***** Provided data

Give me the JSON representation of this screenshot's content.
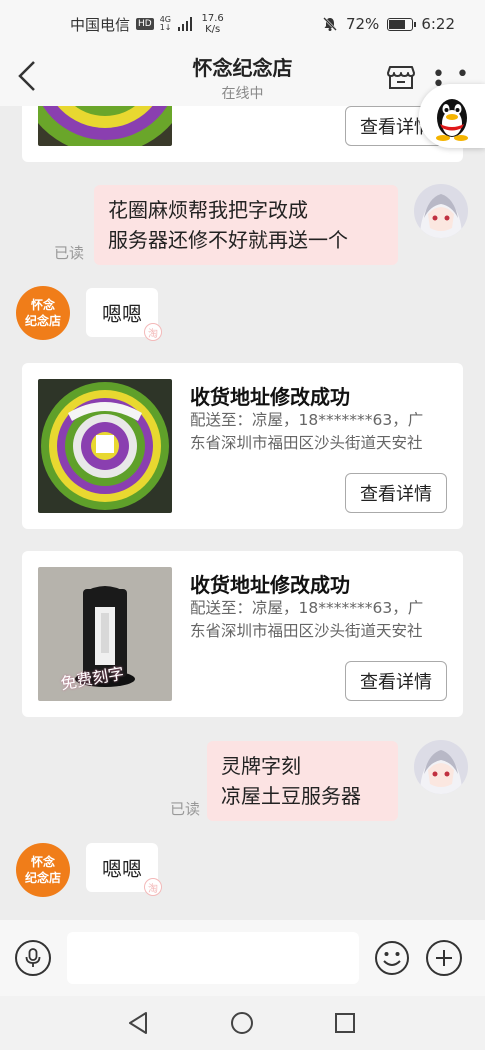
{
  "statusbar": {
    "carrier": "中国电信",
    "hd": "HD",
    "network_top": "4G",
    "network_bottom": "1↓",
    "speed_value": "17.6",
    "speed_unit": "K/s",
    "battery_text": "72%",
    "battery_level": 0.72,
    "time": "6:22"
  },
  "header": {
    "title": "怀念纪念店",
    "subtitle": "在线中",
    "back_icon": "chevron-left-icon",
    "store_icon": "store-icon",
    "more_icon": "more-dots-icon"
  },
  "floating": {
    "icon": "qq-penguin-icon"
  },
  "shop": {
    "avatar_line1": "怀念",
    "avatar_line2": "纪念店",
    "brand_color": "#f07d19"
  },
  "messages": {
    "top_card_button": "查看详情",
    "user_msg_1_line1": "花圈麻烦帮我把字改成",
    "user_msg_1_line2": "服务器还修不好就再送一个",
    "read_1": "已读",
    "shop_reply_1": "嗯嗯",
    "card_1": {
      "title": "收货地址修改成功",
      "address_line1": "配送至：凉屋，18*******63，广",
      "address_line2": "东省深圳市福田区沙头街道天安社",
      "button": "查看详情"
    },
    "card_2": {
      "title": "收货地址修改成功",
      "address_line1": "配送至：凉屋，18*******63，广",
      "address_line2": "东省深圳市福田区沙头街道天安社",
      "button": "查看详情",
      "image_overlay": "免费刻字"
    },
    "user_msg_2_line1": "灵牌字刻",
    "user_msg_2_line2": "凉屋土豆服务器",
    "read_2": "已读",
    "shop_reply_2": "嗯嗯",
    "mark": "淘"
  },
  "inputbar": {
    "placeholder": "",
    "mic_icon": "microphone-icon",
    "emoji_icon": "emoji-icon",
    "plus_icon": "plus-icon"
  },
  "navbar": {
    "back": "nav-back-icon",
    "home": "nav-home-icon",
    "recents": "nav-recents-icon"
  }
}
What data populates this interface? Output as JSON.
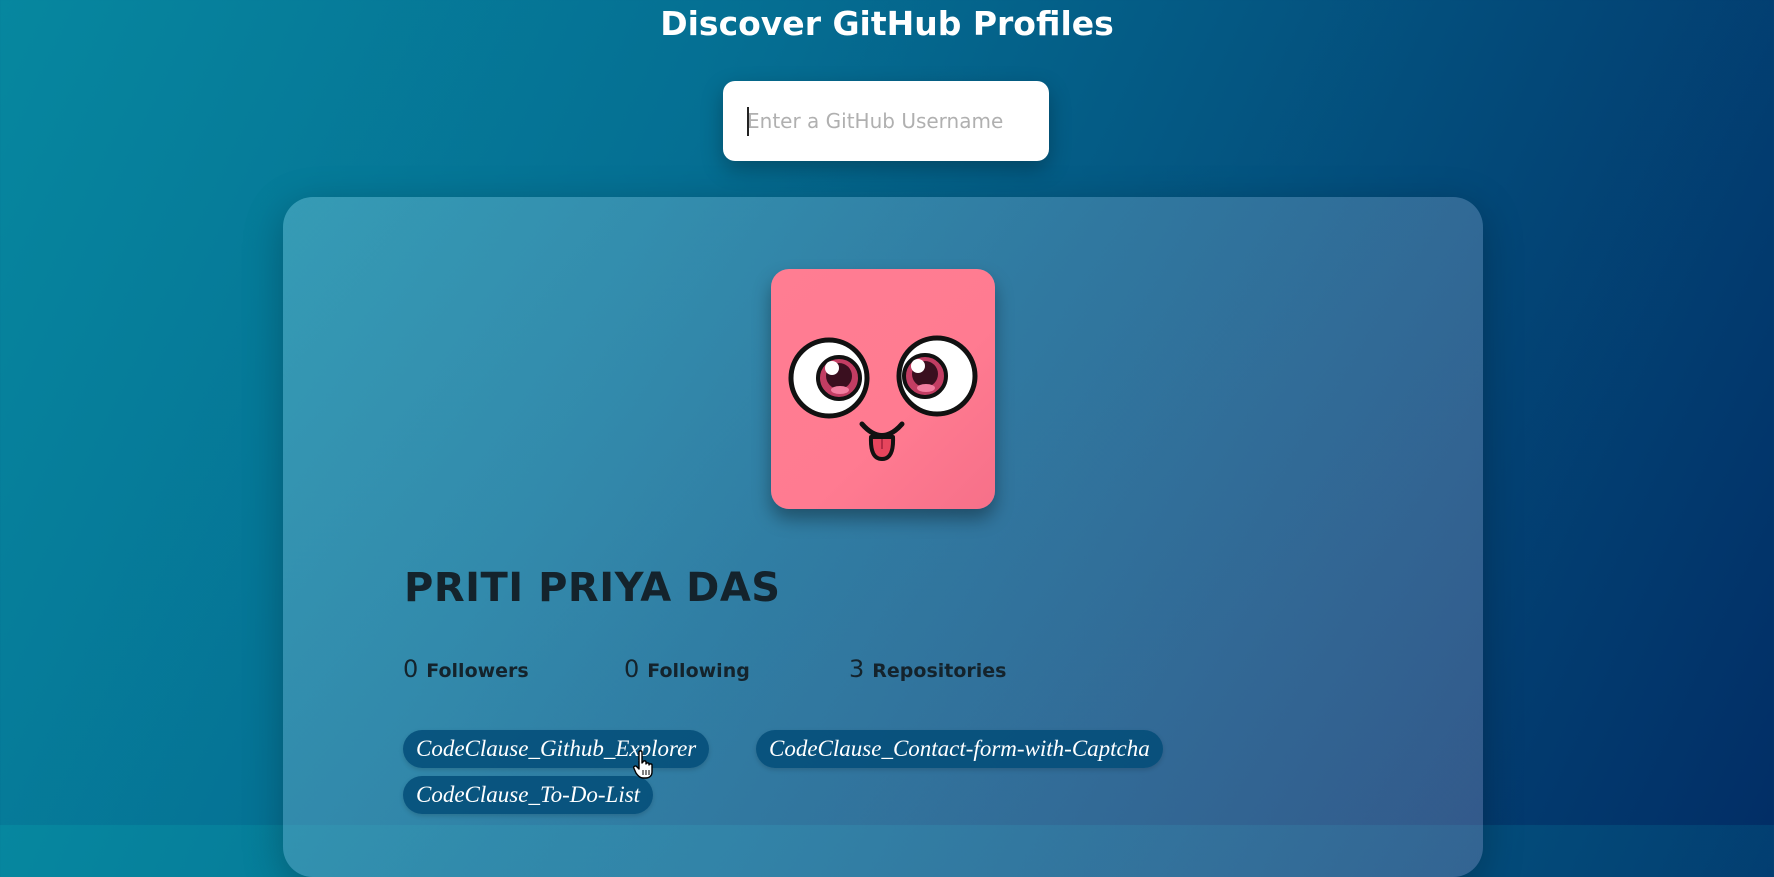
{
  "header": {
    "title": "Discover GitHub Profiles"
  },
  "search": {
    "placeholder": "Enter a GitHub Username",
    "value": ""
  },
  "profile": {
    "name": "PRITI PRIYA DAS",
    "avatar_icon": "cute-face-avatar",
    "avatar_color": "#ff7b91",
    "stats": [
      {
        "count": "0",
        "label": "Followers"
      },
      {
        "count": "0",
        "label": "Following"
      },
      {
        "count": "3",
        "label": "Repositories"
      }
    ],
    "repos": [
      "CodeClause_Github_Explorer",
      "CodeClause_Contact-form-with-Captcha",
      "CodeClause_To-Do-List"
    ]
  },
  "colors": {
    "background_start": "#06879f",
    "background_end": "#022e66",
    "chip_background": "#024c78",
    "text_dark": "#14232c"
  },
  "cursor_icon": "hand-pointer-icon"
}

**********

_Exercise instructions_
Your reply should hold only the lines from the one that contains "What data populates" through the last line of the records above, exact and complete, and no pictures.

_Response to this exercise_
What data populates this interface? Output as JSON.
{
  "header": {
    "title": "Discover GitHub Profiles"
  },
  "search": {
    "placeholder": "Enter a GitHub Username",
    "value": ""
  },
  "profile": {
    "name": "PRITI PRIYA DAS",
    "avatar_icon": "cute-face-avatar",
    "avatar_color": "#ff7b91",
    "stats": [
      {
        "count": "0",
        "label": "Followers"
      },
      {
        "count": "0",
        "label": "Following"
      },
      {
        "count": "3",
        "label": "Repositories"
      }
    ],
    "repos": [
      "CodeClause_Github_Explorer",
      "CodeClause_Contact-form-with-Captcha",
      "CodeClause_To-Do-List"
    ]
  },
  "colors": {
    "background_start": "#06879f",
    "background_end": "#022e66",
    "chip_background": "#024c78",
    "text_dark": "#14232c"
  },
  "cursor_icon": "hand-pointer-icon"
}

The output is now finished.